(TO DO):
Please repeat the entries below exactly as written, leaving out any images.

(STORED DATA):

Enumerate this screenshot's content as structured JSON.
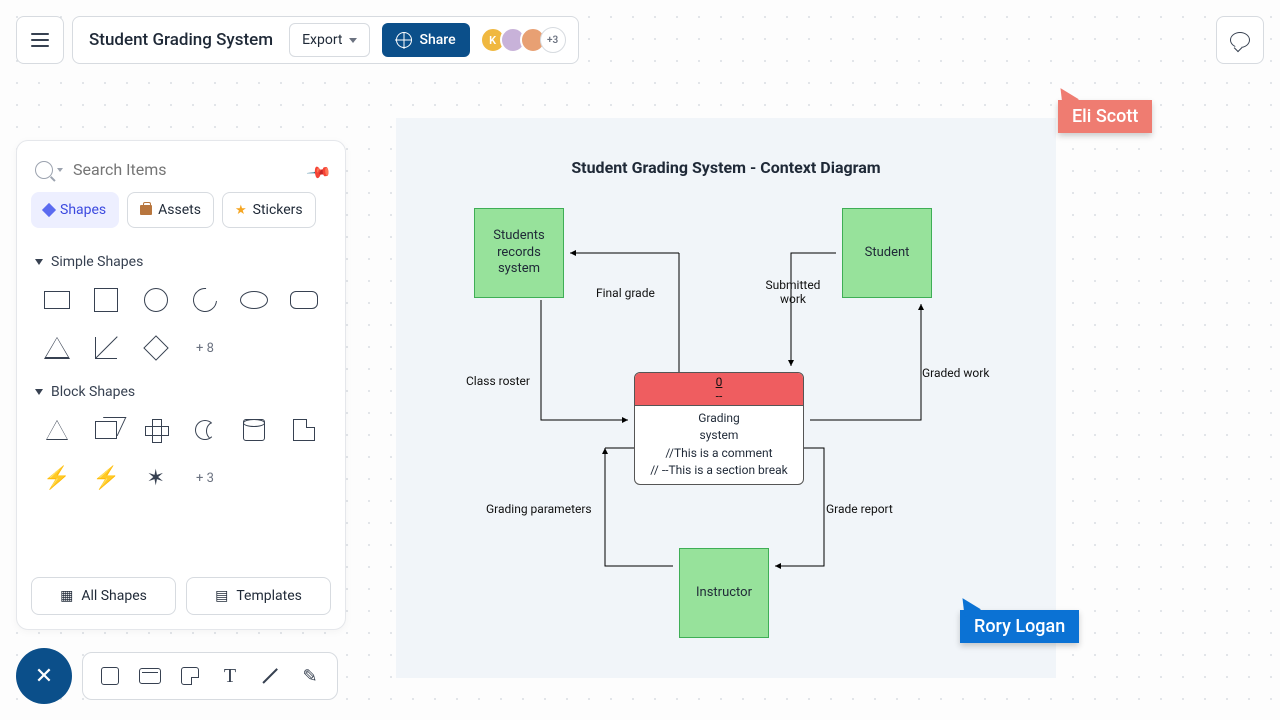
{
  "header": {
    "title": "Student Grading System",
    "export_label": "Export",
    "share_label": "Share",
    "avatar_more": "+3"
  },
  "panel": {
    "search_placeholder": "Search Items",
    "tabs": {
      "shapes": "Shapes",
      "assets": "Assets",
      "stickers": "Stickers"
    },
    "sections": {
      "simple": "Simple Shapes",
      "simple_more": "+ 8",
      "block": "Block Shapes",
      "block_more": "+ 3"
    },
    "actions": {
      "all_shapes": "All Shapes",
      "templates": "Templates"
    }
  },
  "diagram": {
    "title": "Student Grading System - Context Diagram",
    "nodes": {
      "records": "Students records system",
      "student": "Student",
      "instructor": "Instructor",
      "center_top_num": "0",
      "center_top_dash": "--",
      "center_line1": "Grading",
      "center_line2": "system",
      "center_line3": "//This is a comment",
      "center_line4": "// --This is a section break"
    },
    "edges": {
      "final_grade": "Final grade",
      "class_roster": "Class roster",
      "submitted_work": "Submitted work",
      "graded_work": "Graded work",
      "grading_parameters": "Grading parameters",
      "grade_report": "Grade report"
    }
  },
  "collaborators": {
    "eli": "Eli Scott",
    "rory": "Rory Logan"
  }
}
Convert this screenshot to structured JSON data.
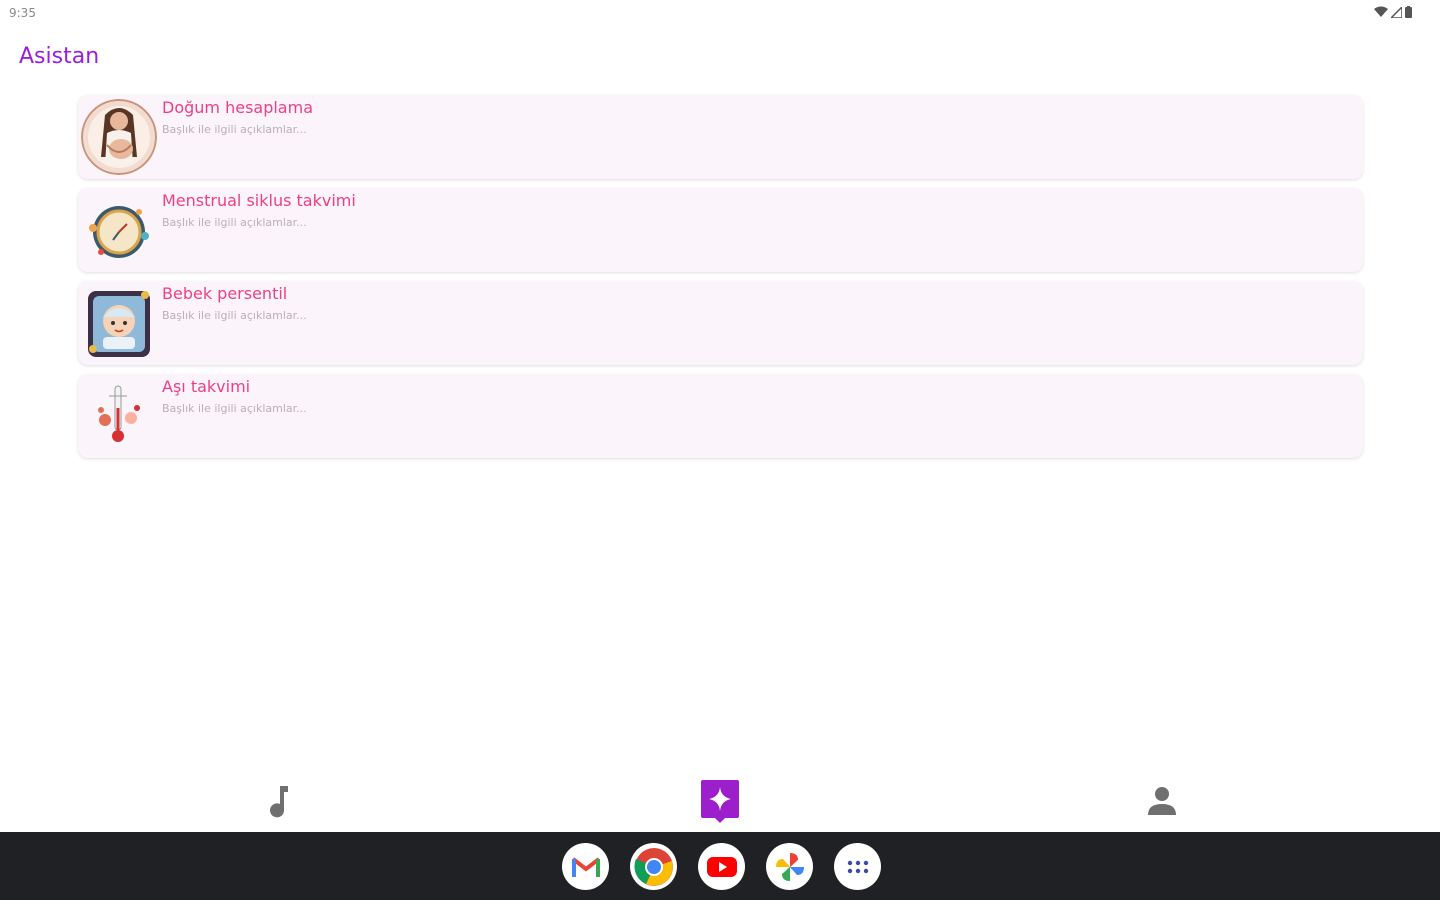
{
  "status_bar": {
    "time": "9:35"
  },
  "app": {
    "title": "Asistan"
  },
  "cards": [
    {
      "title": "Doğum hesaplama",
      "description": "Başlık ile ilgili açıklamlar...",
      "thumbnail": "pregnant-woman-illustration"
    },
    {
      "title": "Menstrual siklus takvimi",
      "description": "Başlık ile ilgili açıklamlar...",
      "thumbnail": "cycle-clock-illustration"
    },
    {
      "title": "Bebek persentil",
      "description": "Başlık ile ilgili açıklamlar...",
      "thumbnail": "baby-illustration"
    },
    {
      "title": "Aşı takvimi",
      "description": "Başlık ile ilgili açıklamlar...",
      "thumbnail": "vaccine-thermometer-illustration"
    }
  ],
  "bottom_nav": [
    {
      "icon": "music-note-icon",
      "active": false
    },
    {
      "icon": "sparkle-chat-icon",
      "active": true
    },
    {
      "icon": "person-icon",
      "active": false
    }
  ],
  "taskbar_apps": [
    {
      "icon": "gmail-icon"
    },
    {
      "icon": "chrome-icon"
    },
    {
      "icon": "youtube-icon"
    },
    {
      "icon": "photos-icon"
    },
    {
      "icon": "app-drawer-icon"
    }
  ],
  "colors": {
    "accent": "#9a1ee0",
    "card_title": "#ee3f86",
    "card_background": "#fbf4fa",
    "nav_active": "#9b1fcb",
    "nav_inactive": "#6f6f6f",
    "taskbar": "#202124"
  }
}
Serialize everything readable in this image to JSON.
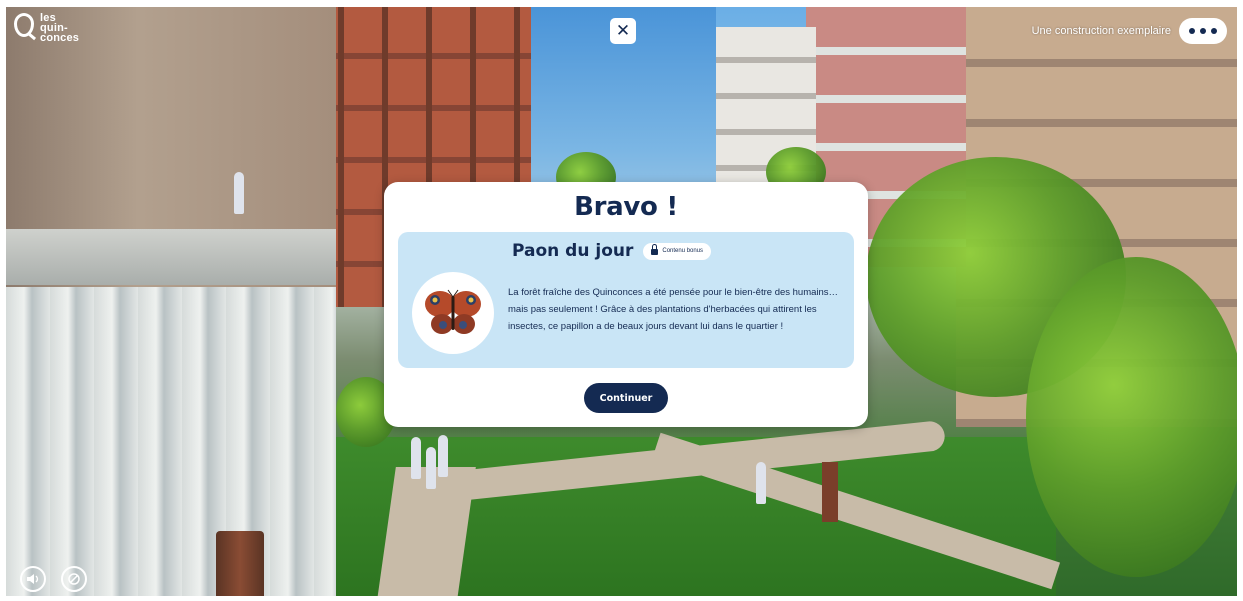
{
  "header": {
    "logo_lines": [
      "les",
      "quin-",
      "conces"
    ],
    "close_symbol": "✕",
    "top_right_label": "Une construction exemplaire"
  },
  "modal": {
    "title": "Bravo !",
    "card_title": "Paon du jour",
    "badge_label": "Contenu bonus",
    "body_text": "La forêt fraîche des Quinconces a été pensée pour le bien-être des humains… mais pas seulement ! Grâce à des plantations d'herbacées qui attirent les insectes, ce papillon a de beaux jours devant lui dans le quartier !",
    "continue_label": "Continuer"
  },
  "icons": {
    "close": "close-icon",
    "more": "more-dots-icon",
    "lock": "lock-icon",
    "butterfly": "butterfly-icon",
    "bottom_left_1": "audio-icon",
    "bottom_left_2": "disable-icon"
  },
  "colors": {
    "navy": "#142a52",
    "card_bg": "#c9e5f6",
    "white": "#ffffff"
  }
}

(SOLUTION TO THIS TASK):
Enumerate this screenshot's content as structured JSON.
{
  "header": {
    "title": "Student Grading System",
    "export_label": "Export",
    "share_label": "Share",
    "avatar_more": "+3"
  },
  "panel": {
    "search_placeholder": "Search Items",
    "tabs": {
      "shapes": "Shapes",
      "assets": "Assets",
      "stickers": "Stickers"
    },
    "sections": {
      "simple": "Simple Shapes",
      "simple_more": "+ 8",
      "block": "Block Shapes",
      "block_more": "+ 3"
    },
    "actions": {
      "all_shapes": "All Shapes",
      "templates": "Templates"
    }
  },
  "diagram": {
    "title": "Student Grading System - Context Diagram",
    "nodes": {
      "records": "Students records system",
      "student": "Student",
      "instructor": "Instructor",
      "center_top_num": "0",
      "center_top_dash": "--",
      "center_line1": "Grading",
      "center_line2": "system",
      "center_line3": "//This is a comment",
      "center_line4": "// --This is a section break"
    },
    "edges": {
      "final_grade": "Final grade",
      "class_roster": "Class roster",
      "submitted_work": "Submitted work",
      "graded_work": "Graded work",
      "grading_parameters": "Grading parameters",
      "grade_report": "Grade report"
    }
  },
  "collaborators": {
    "eli": "Eli Scott",
    "rory": "Rory Logan"
  }
}
Convert this screenshot to structured JSON data.
{
  "status_bar": {
    "time": "9:35"
  },
  "app": {
    "title": "Asistan"
  },
  "cards": [
    {
      "title": "Doğum hesaplama",
      "description": "Başlık ile ilgili açıklamlar...",
      "thumbnail": "pregnant-woman-illustration"
    },
    {
      "title": "Menstrual siklus takvimi",
      "description": "Başlık ile ilgili açıklamlar...",
      "thumbnail": "cycle-clock-illustration"
    },
    {
      "title": "Bebek persentil",
      "description": "Başlık ile ilgili açıklamlar...",
      "thumbnail": "baby-illustration"
    },
    {
      "title": "Aşı takvimi",
      "description": "Başlık ile ilgili açıklamlar...",
      "thumbnail": "vaccine-thermometer-illustration"
    }
  ],
  "bottom_nav": [
    {
      "icon": "music-note-icon",
      "active": false
    },
    {
      "icon": "sparkle-chat-icon",
      "active": true
    },
    {
      "icon": "person-icon",
      "active": false
    }
  ],
  "taskbar_apps": [
    {
      "icon": "gmail-icon"
    },
    {
      "icon": "chrome-icon"
    },
    {
      "icon": "youtube-icon"
    },
    {
      "icon": "photos-icon"
    },
    {
      "icon": "app-drawer-icon"
    }
  ],
  "colors": {
    "accent": "#9a1ee0",
    "card_title": "#ee3f86",
    "card_background": "#fbf4fa",
    "nav_active": "#9b1fcb",
    "nav_inactive": "#6f6f6f",
    "taskbar": "#202124"
  }
}
Serialize everything readable in this image to JSON.
{
  "header": {
    "logo_lines": [
      "les",
      "quin-",
      "conces"
    ],
    "close_symbol": "✕",
    "top_right_label": "Une construction exemplaire"
  },
  "modal": {
    "title": "Bravo !",
    "card_title": "Paon du jour",
    "badge_label": "Contenu bonus",
    "body_text": "La forêt fraîche des Quinconces a été pensée pour le bien-être des humains… mais pas seulement ! Grâce à des plantations d'herbacées qui attirent les insectes, ce papillon a de beaux jours devant lui dans le quartier !",
    "continue_label": "Continuer"
  },
  "icons": {
    "close": "close-icon",
    "more": "more-dots-icon",
    "lock": "lock-icon",
    "butterfly": "butterfly-icon",
    "bottom_left_1": "audio-icon",
    "bottom_left_2": "disable-icon"
  },
  "colors": {
    "navy": "#142a52",
    "card_bg": "#c9e5f6",
    "white": "#ffffff"
  }
}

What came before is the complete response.